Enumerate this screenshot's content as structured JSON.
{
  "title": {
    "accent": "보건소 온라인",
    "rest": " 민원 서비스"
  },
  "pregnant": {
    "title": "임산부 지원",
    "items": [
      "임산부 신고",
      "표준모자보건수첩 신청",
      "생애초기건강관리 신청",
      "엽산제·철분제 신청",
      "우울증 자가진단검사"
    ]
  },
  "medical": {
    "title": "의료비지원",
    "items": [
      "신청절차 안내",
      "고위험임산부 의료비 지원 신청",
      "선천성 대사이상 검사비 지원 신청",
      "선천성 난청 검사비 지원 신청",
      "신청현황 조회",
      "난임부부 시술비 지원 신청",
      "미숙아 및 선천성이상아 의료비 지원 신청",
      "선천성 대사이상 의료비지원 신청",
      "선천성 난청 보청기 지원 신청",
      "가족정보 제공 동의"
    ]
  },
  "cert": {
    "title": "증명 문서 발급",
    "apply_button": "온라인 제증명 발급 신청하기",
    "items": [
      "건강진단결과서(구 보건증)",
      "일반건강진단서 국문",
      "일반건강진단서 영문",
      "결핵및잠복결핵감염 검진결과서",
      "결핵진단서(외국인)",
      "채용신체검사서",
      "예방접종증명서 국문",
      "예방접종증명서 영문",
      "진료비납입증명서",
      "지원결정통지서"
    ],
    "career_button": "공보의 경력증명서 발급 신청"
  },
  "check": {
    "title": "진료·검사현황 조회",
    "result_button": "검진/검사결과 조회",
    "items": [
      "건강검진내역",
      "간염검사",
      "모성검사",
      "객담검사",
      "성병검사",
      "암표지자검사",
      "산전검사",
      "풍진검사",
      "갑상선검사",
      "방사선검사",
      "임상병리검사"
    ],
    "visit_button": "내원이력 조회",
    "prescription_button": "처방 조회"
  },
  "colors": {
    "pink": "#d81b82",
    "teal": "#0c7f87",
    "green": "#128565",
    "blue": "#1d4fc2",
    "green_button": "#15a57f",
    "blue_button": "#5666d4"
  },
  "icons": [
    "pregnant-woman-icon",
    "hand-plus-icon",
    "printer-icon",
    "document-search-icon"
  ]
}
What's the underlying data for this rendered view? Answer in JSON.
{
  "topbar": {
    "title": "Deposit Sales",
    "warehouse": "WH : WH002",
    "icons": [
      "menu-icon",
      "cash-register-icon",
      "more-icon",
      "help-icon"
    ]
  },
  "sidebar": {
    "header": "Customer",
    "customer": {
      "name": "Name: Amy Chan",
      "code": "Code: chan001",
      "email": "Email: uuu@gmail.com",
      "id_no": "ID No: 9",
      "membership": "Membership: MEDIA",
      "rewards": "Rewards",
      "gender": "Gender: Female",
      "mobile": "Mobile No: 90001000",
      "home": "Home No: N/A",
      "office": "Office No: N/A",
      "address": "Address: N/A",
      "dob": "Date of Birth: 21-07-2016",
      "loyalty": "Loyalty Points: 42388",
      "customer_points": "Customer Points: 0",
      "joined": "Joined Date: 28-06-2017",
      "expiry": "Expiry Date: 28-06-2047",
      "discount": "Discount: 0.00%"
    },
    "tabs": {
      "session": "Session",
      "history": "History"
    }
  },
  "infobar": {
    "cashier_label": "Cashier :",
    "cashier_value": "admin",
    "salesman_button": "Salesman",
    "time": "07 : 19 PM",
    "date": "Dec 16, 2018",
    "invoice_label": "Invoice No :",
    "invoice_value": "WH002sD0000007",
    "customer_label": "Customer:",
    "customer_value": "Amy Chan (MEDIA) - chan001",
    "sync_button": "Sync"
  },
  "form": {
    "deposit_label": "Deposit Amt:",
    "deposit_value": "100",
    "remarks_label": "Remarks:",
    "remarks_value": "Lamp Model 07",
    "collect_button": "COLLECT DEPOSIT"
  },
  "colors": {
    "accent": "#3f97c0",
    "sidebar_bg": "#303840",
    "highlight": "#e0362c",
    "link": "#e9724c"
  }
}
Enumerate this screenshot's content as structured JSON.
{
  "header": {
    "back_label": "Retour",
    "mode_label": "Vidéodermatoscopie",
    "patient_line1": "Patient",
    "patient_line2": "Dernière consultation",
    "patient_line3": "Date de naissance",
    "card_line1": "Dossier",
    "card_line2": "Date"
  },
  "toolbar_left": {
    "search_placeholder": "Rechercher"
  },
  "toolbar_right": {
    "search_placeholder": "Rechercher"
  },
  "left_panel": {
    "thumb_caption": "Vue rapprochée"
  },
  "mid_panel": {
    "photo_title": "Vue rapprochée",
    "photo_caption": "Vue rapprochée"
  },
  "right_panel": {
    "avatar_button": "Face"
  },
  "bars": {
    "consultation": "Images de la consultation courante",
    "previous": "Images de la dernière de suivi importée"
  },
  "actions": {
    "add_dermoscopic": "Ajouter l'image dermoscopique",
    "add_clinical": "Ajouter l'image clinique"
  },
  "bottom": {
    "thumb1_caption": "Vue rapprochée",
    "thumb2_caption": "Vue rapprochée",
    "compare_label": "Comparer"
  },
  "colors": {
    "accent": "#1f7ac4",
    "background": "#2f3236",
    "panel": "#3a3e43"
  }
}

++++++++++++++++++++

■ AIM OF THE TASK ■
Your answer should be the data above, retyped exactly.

■ FINISHED EXERCISE ■
Enumerate this screenshot's content as structured JSON.
{
  "title": {
    "accent": "보건소 온라인",
    "rest": " 민원 서비스"
  },
  "pregnant": {
    "title": "임산부 지원",
    "items": [
      "임산부 신고",
      "표준모자보건수첩 신청",
      "생애초기건강관리 신청",
      "엽산제·철분제 신청",
      "우울증 자가진단검사"
    ]
  },
  "medical": {
    "title": "의료비지원",
    "items": [
      "신청절차 안내",
      "고위험임산부 의료비 지원 신청",
      "선천성 대사이상 검사비 지원 신청",
      "선천성 난청 검사비 지원 신청",
      "신청현황 조회",
      "난임부부 시술비 지원 신청",
      "미숙아 및 선천성이상아 의료비 지원 신청",
      "선천성 대사이상 의료비지원 신청",
      "선천성 난청 보청기 지원 신청",
      "가족정보 제공 동의"
    ]
  },
  "cert": {
    "title": "증명 문서 발급",
    "apply_button": "온라인 제증명 발급 신청하기",
    "items": [
      "건강진단결과서(구 보건증)",
      "일반건강진단서 국문",
      "일반건강진단서 영문",
      "결핵및잠복결핵감염 검진결과서",
      "결핵진단서(외국인)",
      "채용신체검사서",
      "예방접종증명서 국문",
      "예방접종증명서 영문",
      "진료비납입증명서",
      "지원결정통지서"
    ],
    "career_button": "공보의 경력증명서 발급 신청"
  },
  "check": {
    "title": "진료·검사현황 조회",
    "result_button": "검진/검사결과 조회",
    "items": [
      "건강검진내역",
      "간염검사",
      "모성검사",
      "객담검사",
      "성병검사",
      "암표지자검사",
      "산전검사",
      "풍진검사",
      "갑상선검사",
      "방사선검사",
      "임상병리검사"
    ],
    "visit_button": "내원이력 조회",
    "prescription_button": "처방 조회"
  },
  "colors": {
    "pink": "#d81b82",
    "teal": "#0c7f87",
    "green": "#128565",
    "blue": "#1d4fc2",
    "green_button": "#15a57f",
    "blue_button": "#5666d4"
  },
  "icons": [
    "pregnant-woman-icon",
    "hand-plus-icon",
    "printer-icon",
    "document-search-icon"
  ]
}
What's the underlying data for this rendered view? Answer in JSON.
{
  "topbar": {
    "title": "Deposit Sales",
    "warehouse": "WH : WH002",
    "icons": [
      "menu-icon",
      "cash-register-icon",
      "more-icon",
      "help-icon"
    ]
  },
  "sidebar": {
    "header": "Customer",
    "customer": {
      "name": "Name: Amy Chan",
      "code": "Code: chan001",
      "email": "Email: uuu@gmail.com",
      "id_no": "ID No: 9",
      "membership": "Membership: MEDIA",
      "rewards": "Rewards",
      "gender": "Gender: Female",
      "mobile": "Mobile No: 90001000",
      "home": "Home No: N/A",
      "office": "Office No: N/A",
      "address": "Address: N/A",
      "dob": "Date of Birth: 21-07-2016",
      "loyalty": "Loyalty Points: 42388",
      "customer_points": "Customer Points: 0",
      "joined": "Joined Date: 28-06-2017",
      "expiry": "Expiry Date: 28-06-2047",
      "discount": "Discount: 0.00%"
    },
    "tabs": {
      "session": "Session",
      "history": "History"
    }
  },
  "infobar": {
    "cashier_label": "Cashier :",
    "cashier_value": "admin",
    "salesman_button": "Salesman",
    "time": "07 : 19 PM",
    "date": "Dec 16, 2018",
    "invoice_label": "Invoice No :",
    "invoice_value": "WH002sD0000007",
    "customer_label": "Customer:",
    "customer_value": "Amy Chan (MEDIA) - chan001",
    "sync_button": "Sync"
  },
  "form": {
    "deposit_label": "Deposit Amt:",
    "deposit_value": "100",
    "remarks_label": "Remarks:",
    "remarks_value": "Lamp Model 07",
    "collect_button": "COLLECT DEPOSIT"
  },
  "colors": {
    "accent": "#3f97c0",
    "sidebar_bg": "#303840",
    "highlight": "#e0362c",
    "link": "#e9724c"
  }
}
Enumerate this screenshot's content as structured JSON.
{
  "header": {
    "back_label": "Retour",
    "mode_label": "Vidéodermatoscopie",
    "patient_line1": "Patient",
    "patient_line2": "Dernière consultation",
    "patient_line3": "Date de naissance",
    "card_line1": "Dossier",
    "card_line2": "Date"
  },
  "toolbar_left": {
    "search_placeholder": "Rechercher"
  },
  "toolbar_right": {
    "search_placeholder": "Rechercher"
  },
  "left_panel": {
    "thumb_caption": "Vue rapprochée"
  },
  "mid_panel": {
    "photo_title": "Vue rapprochée",
    "photo_caption": "Vue rapprochée"
  },
  "right_panel": {
    "avatar_button": "Face"
  },
  "bars": {
    "consultation": "Images de la consultation courante",
    "previous": "Images de la dernière de suivi importée"
  },
  "actions": {
    "add_dermoscopic": "Ajouter l'image dermoscopique",
    "add_clinical": "Ajouter l'image clinique"
  },
  "bottom": {
    "thumb1_caption": "Vue rapprochée",
    "thumb2_caption": "Vue rapprochée",
    "compare_label": "Comparer"
  },
  "colors": {
    "accent": "#1f7ac4",
    "background": "#2f3236",
    "panel": "#3a3e43"
  }
}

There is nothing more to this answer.